----- DATA FOR THIS TASK

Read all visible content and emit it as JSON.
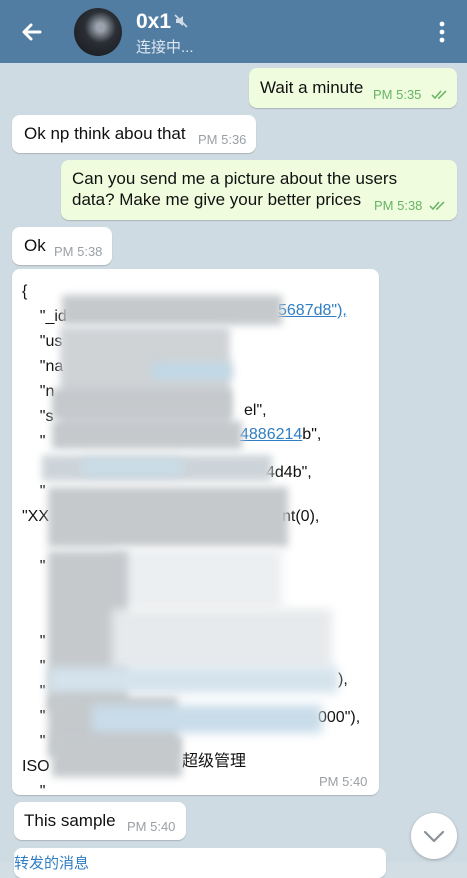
{
  "header": {
    "title": "0x1",
    "status": "连接中..."
  },
  "messages": [
    {
      "dir": "out",
      "text": "Wait a minute",
      "time": "PM 5:35"
    },
    {
      "dir": "in",
      "text": "Ok np think abou that",
      "time": "PM 5:36"
    },
    {
      "dir": "out",
      "text_line1": "Can you send me a picture about the  users",
      "text_line2": "data? Make me give your better prices",
      "time": "PM 5:38"
    },
    {
      "dir": "in",
      "text": "Ok",
      "time": "PM 5:38"
    },
    {
      "dir": "in",
      "json_lines": [
        "{",
        "    \"_id",
        "    \"us",
        "    \"na",
        "    \"n",
        "    \"s",
        "    \"",
        "",
        "    \"",
        "\"XX",
        "",
        "    \"",
        "",
        "",
        "    \"",
        "    \"",
        "    \"",
        "    \"",
        "    \"",
        "ISO",
        "    \"",
        "ISO",
        "    \"",
        "}"
      ],
      "json_fragments": {
        "id_tail": "5687d8\"),",
        "line_el": "el\",",
        "hash_link": "4886214",
        "hash_tail": "b\",",
        "xx_tail": "4d4b\",",
        "nt0": "nt(0),",
        "paren": "),",
        "sixk": "000\"),",
        "admin": "超级管理"
      },
      "time": "PM 5:40"
    },
    {
      "dir": "in",
      "text": "This sample",
      "time": "PM 5:40"
    }
  ],
  "footer_text": "转发的消息"
}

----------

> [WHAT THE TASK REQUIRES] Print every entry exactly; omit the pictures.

> [YOUR SOLUTION]
Read all visible content and emit it as JSON.
{
  "header": {
    "title": "0x1",
    "status": "连接中..."
  },
  "messages": [
    {
      "dir": "out",
      "text": "Wait a minute",
      "time": "PM 5:35"
    },
    {
      "dir": "in",
      "text": "Ok np think abou that",
      "time": "PM 5:36"
    },
    {
      "dir": "out",
      "text_line1": "Can you send me a picture about the  users",
      "text_line2": "data? Make me give your better prices",
      "time": "PM 5:38"
    },
    {
      "dir": "in",
      "text": "Ok",
      "time": "PM 5:38"
    },
    {
      "dir": "in",
      "json_lines": [
        "{",
        "    \"_id",
        "    \"us",
        "    \"na",
        "    \"n",
        "    \"s",
        "    \"",
        "",
        "    \"",
        "\"XX",
        "",
        "    \"",
        "",
        "",
        "    \"",
        "    \"",
        "    \"",
        "    \"",
        "    \"",
        "ISO",
        "    \"",
        "ISO",
        "    \"",
        "}"
      ],
      "json_fragments": {
        "id_tail": "5687d8\"),",
        "line_el": "el\",",
        "hash_link": "4886214",
        "hash_tail": "b\",",
        "xx_tail": "4d4b\",",
        "nt0": "nt(0),",
        "paren": "),",
        "sixk": "000\"),",
        "admin": "超级管理"
      },
      "time": "PM 5:40"
    },
    {
      "dir": "in",
      "text": "This sample",
      "time": "PM 5:40"
    }
  ],
  "footer_text": "转发的消息"
}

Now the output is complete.